Even worse, though, are the blokes who actually get turned on by this bizarre notion that I might need them to shield me from the world. These dudes are the ones who like to believe that I’m this fragile princess who needs a big strong man to march forth before her to protect her, rather than a tough and responsible person who can even get a spider out of the sink all by herself without fainting at the sight of it.

‘I guess you don’t wear make-up cos of your disability/ You’d look so much prettier with make-up.’ 

And away from the game of love, into that sphere which is definitely not a friend to the disabled community: beauty and fashion. I’ve had a lot of people assume that I don’t wear make-up either because I’m not able to put it on properly (if you’re really interested, I’m fine so long as I'm avoiding eyeliner, because I will stab my face with it) or because I lack the confidence. People make this suggestion as if somehow make-up might be this magic solution which fixes all ills and will probably make me feel better about my poor, poor self. Again, sorry - not true. I went through a massive emo phase in high school in which black eye-shadow was my best friend, and I think that kind of saturated my love of cosmetics, after the dedication of having to slavishly get up at 6am every morning before school to put it on. I don’t often wear make-up much these days because I really don’t care all that much how I look (well, apart from the odd dip in confidence on a bad day), and can’t really be bothered. Sorry to trash your pity party.

‘Have you ever considered contact lenses/plastic surgery?’ 

This is honestly one of the worst things I’ve had people suggest to me, even if half the time they might think they’re trying to ‘help’ me. But help me do what, exactly? Having a disability is a pain sometimes - that much should be a no-brainer. There are days where it really sucks, even while, in my case, I’m aware there are people out there who have far worse conditions than I do. So why should I really feel the need to change something which is just as much a part of me as the colour of my hair, or my height, just because it happens to deviate from the 'norm', or it makes some unenlightened people feel awkward? I don't see it as very different from the pressure to get breast implants, or get Botox. And it’s bloody depressing that we still seem to think it’d be a lot better if every woman just looked the same.

The fact is, this is only the tip of the iceberg. I could go on for ages about how much people panic when I go abroad unchaperoned (cos I’m disabled AND a woman, remember!) or the weird, awkward way shop assistants talk to me in high-street stores, such as the time the lady in Bravissimo walked up to me while I pondered buying a luridly bright pink bra and said, ‘Um, sorry. The basic styles are over there, you know. Can you see?’ And, no, I still don’t quite know what she meant by that either... 
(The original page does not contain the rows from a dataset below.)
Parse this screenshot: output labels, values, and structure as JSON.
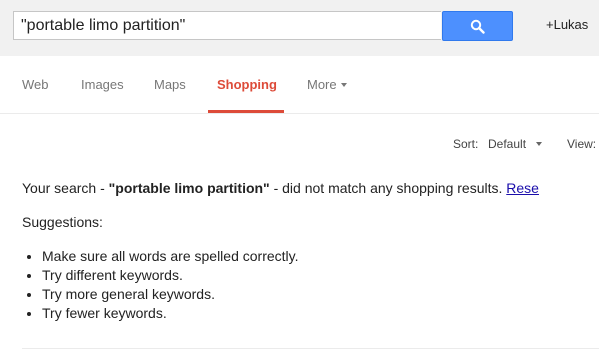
{
  "search": {
    "query": "\"portable limo partition\""
  },
  "header": {
    "user_label": "+Lukas"
  },
  "nav": {
    "tabs": [
      {
        "label": "Web",
        "active": false
      },
      {
        "label": "Images",
        "active": false
      },
      {
        "label": "Maps",
        "active": false
      },
      {
        "label": "Shopping",
        "active": true
      },
      {
        "label": "More",
        "active": false
      }
    ]
  },
  "toolbar": {
    "sort_label": "Sort:",
    "sort_value": "Default",
    "view_label": "View:"
  },
  "result": {
    "prefix": "Your search - ",
    "query": "\"portable limo partition\"",
    "suffix": " - did not match any shopping results. ",
    "link": "Rese"
  },
  "suggestions": {
    "heading": "Suggestions:",
    "items": [
      "Make sure all words are spelled correctly.",
      "Try different keywords.",
      "Try more general keywords.",
      "Try fewer keywords."
    ]
  },
  "colors": {
    "accent": "#4d90fe",
    "active_tab": "#dd4b39",
    "link": "#1a0dab",
    "topbar_bg": "#f1f1f1"
  },
  "icons": {
    "search_button": "search-icon",
    "more_dropdown": "chevron-down-icon",
    "sort_dropdown": "chevron-down-icon"
  }
}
Post-2012 Paralympics, it’s been great to finally see some more positive female role models in the media, valued not for their looks but their personal achievements, who all just happen to have disabilities too. At 16, I could certainly have done with having people like Ellie Simmonds around to look up to. It’s long overdue, and for girls with disabilities, facing the same challenges as I did, it’s a positive step.  

But the fact is that we are still surrounded by images that tell us that, as women, we are valued for our attempts to conform to a certain impossible standard of beauty, or for having certain classically ‘feminine’ characteristics, or for choosing to act in a certain way. We talk a lot about this issue in terms of things like weight, age and skin colour - as we should do - but disability seems to all too often get overlooked. Which perhaps isn’t a surprise, seeing as people with disabilities are poorly represented in the media as it is, usually either appearing as subjects for pity or benefit-swindling layabouts (thankyou, Daily Mail). 

It'd be a hell of a lot healthier if we could finally start seeing more women in the public eye who are truly representative of women in this country as a whole, including our disabled sisters. Then maybe we could get past some of these misconceptions about each other - and on to the bigger issues.    

-LG